For instance track 2 reminds me of Irish music- the trumpet opening. Track 6 is extremely mysterious and quite spiritual. The oboe sound is haunting, and the bass moving underneath in their different paths. ITs like you're in a cave and theres all these different things independent of each other like dripping water and footsteps and the sound you'd expect a shaft of light to make if it did make sound.
in short its an evocative CD and definitely more accessible than some of the stuff in 69/70. Not for starter Miles fans but great for the mature listener.
on 16 April 2015
Aura is a bit of an odd thing. It's ambitious and wide.
Can very well imagine why it is one of the projects that were rated by Miles himself as one of the highlights of his career.
Miles was searching for fusing the music, bringing it to a wide public on one hand and at the same time elevate it to a higher level in the sense of layering in the other. Part of that was the abillity to excell on the wings of the caracter of the players around him. He gave them space to add their own part and influence and kept the bands together in subtle directing while playing. Here he is playing a role in a large orchestral band that brings-up a tonespectrum that is connecting to the sound of a contemporary concert, but also connects with the typical elements of his time; the connection to Rock and Blues, Jazzrock and some musical elements from Non-western origin..
It is a bit dated now, but still a product that speaks. Miles weaves his tones and typical ways of interacting into the movement.
This is different from other pieces, but also has the feel of Mahavishnu Orchestra sometimes, probably because John McLaughlin is playing a strong part here and of Bitches Brew a bit in others, but mostly brings in a new wave of sounds produced by all these new musicians that helped and followed him here.
Very interesting indeed because it goes a bit beyond expectations and therefor needs an extra open ear..
Never heard this one yet, enjoyed it for leading back in time and felt a bit as if getting another clue in the Historic Miles-and-Jazz-puzzle. !
If like me you can appreciate Miles in his electronic funk mode viz: 'We Want Miles', 'Decoy' and 'You're Under Arrest' then 'Aura' could be an interesting new avenue to investigate.
The work of Miles in the 1980's + tends to be either ignored or slated.
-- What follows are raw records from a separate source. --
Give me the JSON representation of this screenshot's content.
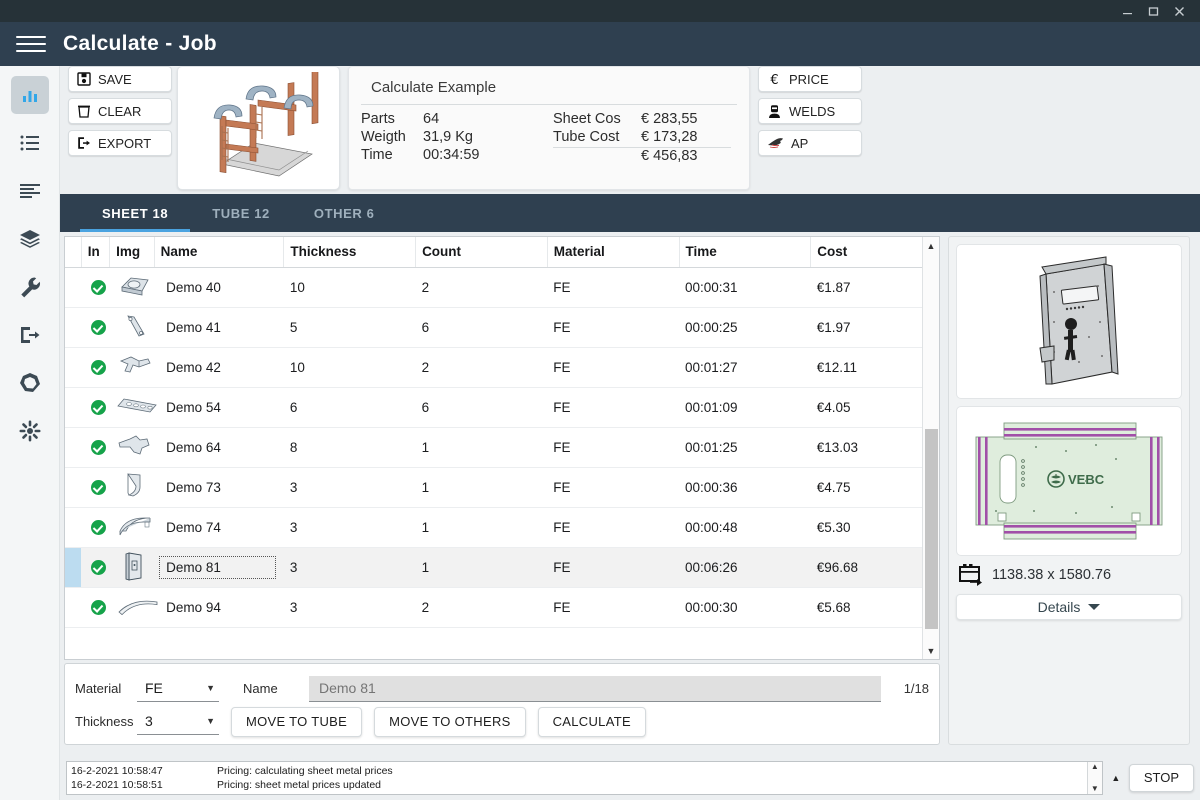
{
  "window": {
    "minimize": "–",
    "maximize": "□",
    "close": "✕"
  },
  "header": {
    "menu_icon": "hamburger-icon",
    "title": "Calculate  -  Job"
  },
  "sidebar": {
    "items": [
      {
        "name": "dashboard",
        "icon": "bar-chart-icon",
        "active": true
      },
      {
        "name": "list",
        "icon": "list-icon",
        "active": false
      },
      {
        "name": "report",
        "icon": "text-lines-icon",
        "active": false
      },
      {
        "name": "layers",
        "icon": "layers-icon",
        "active": false
      },
      {
        "name": "tools",
        "icon": "wrench-icon",
        "active": false
      },
      {
        "name": "logout",
        "icon": "exit-icon",
        "active": false
      },
      {
        "name": "nesting",
        "icon": "polygon-icon",
        "active": false
      },
      {
        "name": "settings",
        "icon": "asterisk-icon",
        "active": false
      }
    ]
  },
  "toolbar": {
    "save_label": "SAVE",
    "clear_label": "CLEAR",
    "export_label": "EXPORT",
    "price_label": "PRICE",
    "welds_label": "WELDS",
    "ap_label": "AP"
  },
  "summary": {
    "title": "Calculate Example",
    "parts_label": "Parts",
    "parts_value": "64",
    "weight_label": "Weigth",
    "weight_value": "31,9 Kg",
    "time_label": "Time",
    "time_value": "00:34:59",
    "sheet_cost_label": "Sheet Cos",
    "sheet_cost_value": "€ 283,55",
    "tube_cost_label": "Tube Cost",
    "tube_cost_value": "€ 173,28",
    "total_label": "",
    "total_value": "€ 456,83"
  },
  "tabs": [
    {
      "label": "SHEET 18",
      "active": true
    },
    {
      "label": "TUBE 12",
      "active": false
    },
    {
      "label": "OTHER 6",
      "active": false
    }
  ],
  "table": {
    "columns": [
      "In",
      "Img",
      "Name",
      "Thickness",
      "Count",
      "Material",
      "Time",
      "Cost"
    ],
    "rows": [
      {
        "checked": true,
        "img": "part-washer-icon",
        "name": "Demo 40",
        "thickness": "10",
        "count": "2",
        "material": "FE",
        "time": "00:00:31",
        "cost": "€1.87",
        "selected": false
      },
      {
        "checked": true,
        "img": "part-lever-icon",
        "name": "Demo 41",
        "thickness": "5",
        "count": "6",
        "material": "FE",
        "time": "00:00:25",
        "cost": "€1.97",
        "selected": false
      },
      {
        "checked": true,
        "img": "part-bracket-icon",
        "name": "Demo 42",
        "thickness": "10",
        "count": "2",
        "material": "FE",
        "time": "00:01:27",
        "cost": "€12.11",
        "selected": false
      },
      {
        "checked": true,
        "img": "part-strip-icon",
        "name": "Demo 54",
        "thickness": "6",
        "count": "6",
        "material": "FE",
        "time": "00:01:09",
        "cost": "€4.05",
        "selected": false
      },
      {
        "checked": true,
        "img": "part-wedge-icon",
        "name": "Demo 64",
        "thickness": "8",
        "count": "1",
        "material": "FE",
        "time": "00:01:25",
        "cost": "€13.03",
        "selected": false
      },
      {
        "checked": true,
        "img": "part-bend-icon",
        "name": "Demo 73",
        "thickness": "3",
        "count": "1",
        "material": "FE",
        "time": "00:00:36",
        "cost": "€4.75",
        "selected": false
      },
      {
        "checked": true,
        "img": "part-curve-icon",
        "name": "Demo 74",
        "thickness": "3",
        "count": "1",
        "material": "FE",
        "time": "00:00:48",
        "cost": "€5.30",
        "selected": false
      },
      {
        "checked": true,
        "img": "part-panel-icon",
        "name": "Demo 81",
        "thickness": "3",
        "count": "1",
        "material": "FE",
        "time": "00:06:26",
        "cost": "€96.68",
        "selected": true
      },
      {
        "checked": true,
        "img": "part-arc-icon",
        "name": "Demo 94",
        "thickness": "3",
        "count": "2",
        "material": "FE",
        "time": "00:00:30",
        "cost": "€5.68",
        "selected": false
      }
    ]
  },
  "controls": {
    "material_label": "Material",
    "material_value": "FE",
    "name_label": "Name",
    "name_placeholder": "Demo 81",
    "page_counter": "1/18",
    "thickness_label": "Thickness",
    "thickness_value": "3",
    "move_to_tube_label": "MOVE TO TUBE",
    "move_to_others_label": "MOVE TO OTHERS",
    "calculate_label": "CALCULATE"
  },
  "right_panel": {
    "iso_preview": "part-3d-preview",
    "flat_preview": "part-flat-pattern",
    "flat_logo": "vebc-logo",
    "dimensions": "1138.38 x 1580.76",
    "dimension_icon": "sheet-size-icon",
    "details_label": "Details",
    "details_caret": "chevron-down-icon"
  },
  "status": {
    "log": [
      {
        "time": "16-2-2021 10:58:47",
        "message": "Pricing: calculating sheet metal prices"
      },
      {
        "time": "16-2-2021 10:58:51",
        "message": "Pricing: sheet metal prices updated"
      }
    ],
    "collapse_icon": "triangle-up-icon",
    "stop_label": "STOP"
  },
  "colors": {
    "header_bg": "#2f4050",
    "titlebar_bg": "#263238",
    "tab_accent": "#4aa3e0",
    "check_green": "#16a34a",
    "selection_blue": "#bcdcf0",
    "app_bg": "#eceff1"
  }
}
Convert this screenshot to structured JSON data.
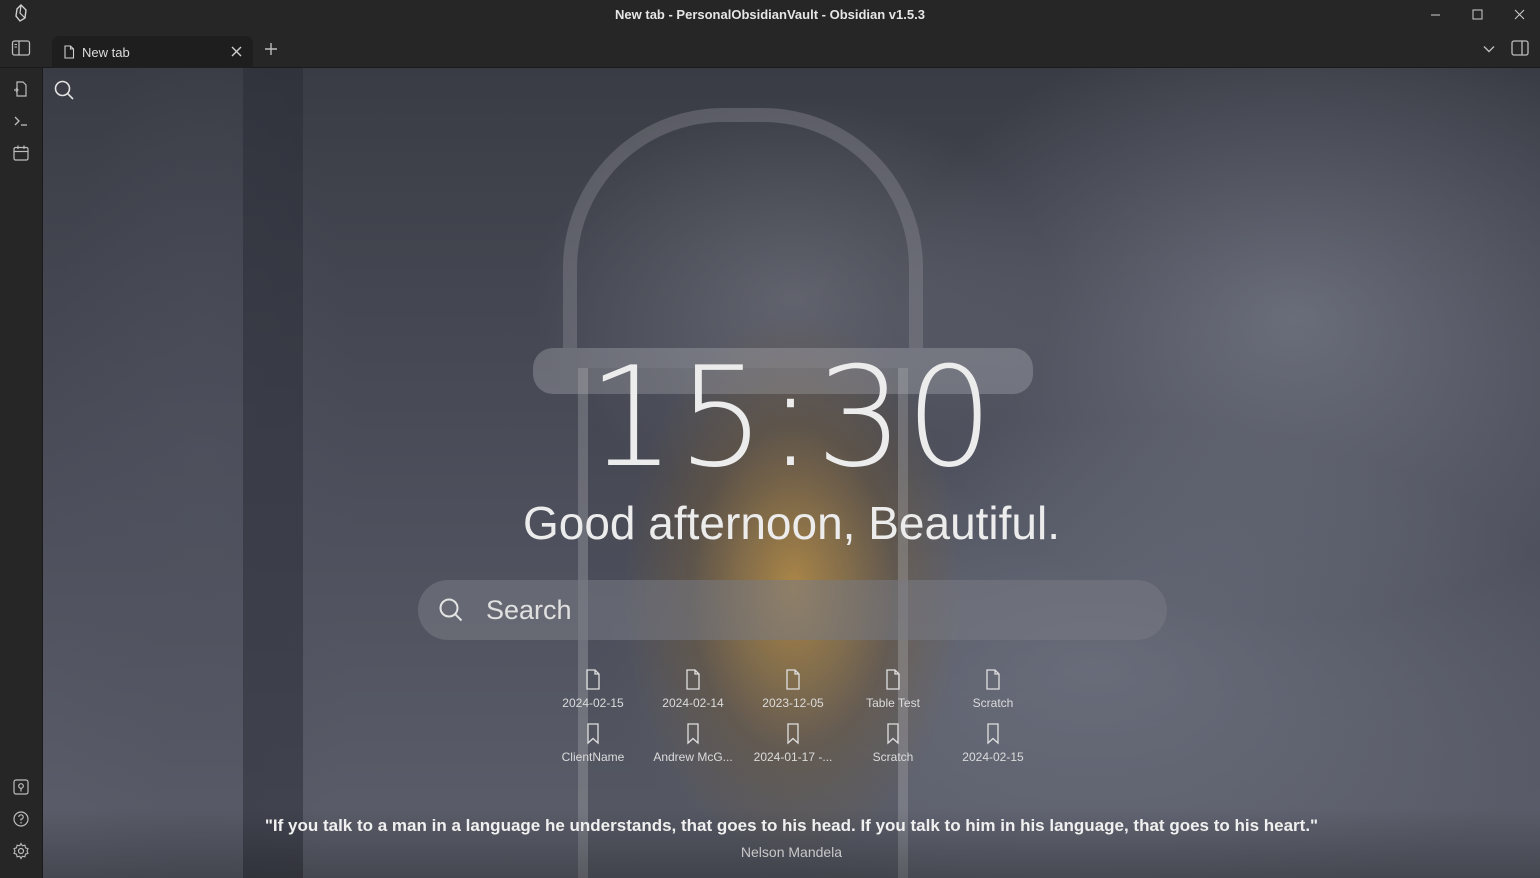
{
  "window": {
    "title": "New tab - PersonalObsidianVault - Obsidian v1.5.3"
  },
  "tabs": [
    {
      "label": "New tab",
      "active": true
    }
  ],
  "new_tab": {
    "clock": "15:30",
    "greeting": "Good afternoon, Beautiful.",
    "search_placeholder": "Search",
    "recent_files": [
      {
        "label": "2024-02-15",
        "icon": "file-icon"
      },
      {
        "label": "2024-02-14",
        "icon": "file-icon"
      },
      {
        "label": "2023-12-05",
        "icon": "file-icon"
      },
      {
        "label": "Table Test",
        "icon": "file-icon"
      },
      {
        "label": "Scratch",
        "icon": "file-icon"
      }
    ],
    "bookmarks": [
      {
        "label": "ClientName",
        "icon": "bookmark-icon"
      },
      {
        "label": "Andrew McG...",
        "icon": "bookmark-icon"
      },
      {
        "label": "2024-01-17 -...",
        "icon": "bookmark-icon"
      },
      {
        "label": "Scratch",
        "icon": "bookmark-icon"
      },
      {
        "label": "2024-02-15",
        "icon": "bookmark-icon"
      }
    ],
    "quote": "\"If you talk to a man in a language he understands, that goes to his head. If you talk to him in his language, that goes to his heart.\"",
    "quote_author": "Nelson Mandela"
  },
  "ribbon": {
    "top_icons": [
      "open-quick-switcher-icon",
      "terminal-icon",
      "calendar-icon"
    ],
    "bottom_icons": [
      "vault-switch-icon",
      "help-icon",
      "settings-icon"
    ]
  }
}
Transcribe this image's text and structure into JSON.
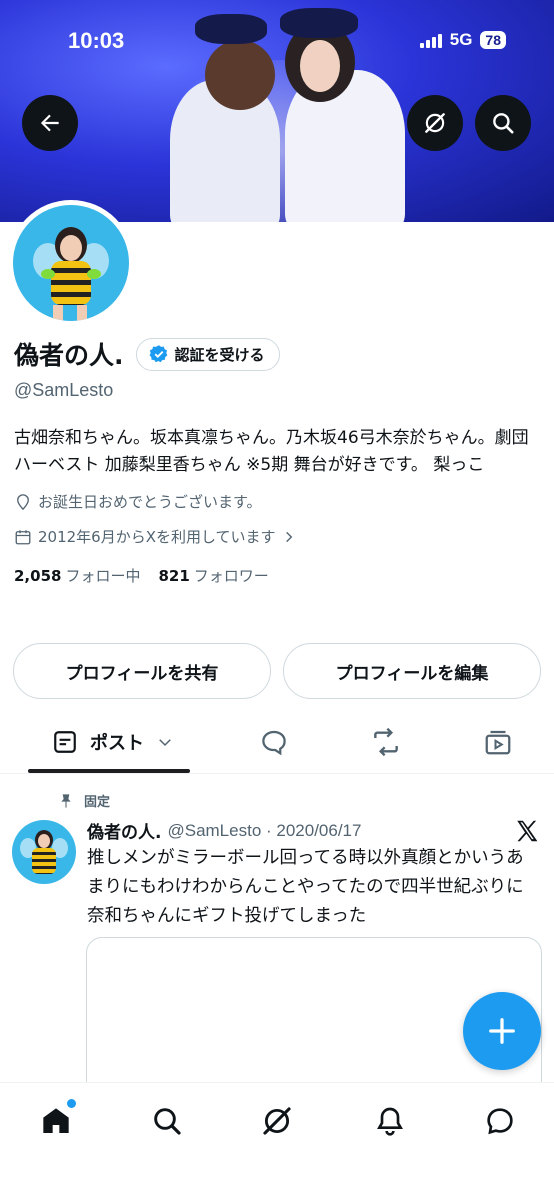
{
  "status_bar": {
    "time": "10:03",
    "network": "5G",
    "battery": "78"
  },
  "profile": {
    "name": "偽者の人.",
    "verify_label": "認証を受ける",
    "handle": "@SamLesto",
    "bio": "古畑奈和ちゃん。坂本真凛ちゃん。乃木坂46弓木奈於ちゃん。劇団ハーベスト 加藤梨里香ちゃん ※5期 舞台が好きです。 梨っこ",
    "birthday_text": "お誕生日おめでとうございます。",
    "joined_text": "2012年6月からXを利用しています",
    "following_count": "2,058",
    "following_label": "フォロー中",
    "followers_count": "821",
    "followers_label": "フォロワー"
  },
  "buttons": {
    "share_profile": "プロフィールを共有",
    "edit_profile": "プロフィールを編集"
  },
  "tabs": {
    "posts_label": "ポスト"
  },
  "pinned_post": {
    "pinned_label": "固定",
    "author_name": "偽者の人.",
    "meta": "@SamLesto · 2020/06/17",
    "text": "推しメンがミラーボール回ってる時以外真顔とかいうあまりにもわけわからんことやってたので四半世紀ぶりに奈和ちゃんにギフト投げてしまった"
  },
  "colors": {
    "accent": "#1d9bf0",
    "banner": "#2b34d8",
    "text": "#0f1419",
    "secondary": "#536471"
  },
  "icons": [
    "back-arrow-icon",
    "grok-icon",
    "search-icon",
    "verified-badge-icon",
    "location-icon",
    "calendar-icon",
    "chevron-right-icon",
    "list-icon",
    "chevron-down-icon",
    "reply-icon",
    "repost-icon",
    "media-icon",
    "pin-icon",
    "x-logo-icon",
    "plus-icon",
    "home-icon",
    "bell-icon",
    "messages-icon"
  ]
}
Could it be time for a reappraisal? Well on the evidence of my ears, latter day Miles certainly has its merits and 'Aura' would be a prime example of how adventurous the great man could be when in the right company, as he certainly is here. Aura' was essentially happenstance: working with composer Palle Mikelborg on a one -off basis produced a recording unlike anything else Miles had created previously. The music was more or less composed, all Miles had do was come in and play his stuff and leave the rest to Mr Mikelborg.
'Aura' is an funk, jazz, rock, affair-it feels rather chilly like an ECM production, but the playing, quality of writing and general variety of mood more then make up for any lack of Human warmth. It fuses modern electronic sounds and orchestral arrangements to create either highly atmospheric mood pieces or fiercely rhythmic vamps allowing Miles and John McLaughlin who plays brilliantly here)a platform for extended soloing, a task they sound more then happy to take up.
'Aura' repays concentrated listening - its hidden textures and interesting quirky melodies and rhythms sustain interest and excitement- so if you have a spare fiver it's definitely worth a punt!
on 4 September 2011
I heard a section of this many years ago and recall liking it, but hey it must be me who's changed,'mellowed.'
I believe Miles called it "a masterpiece," So what,so what... If you don't get,you don't get it!Maybe you will?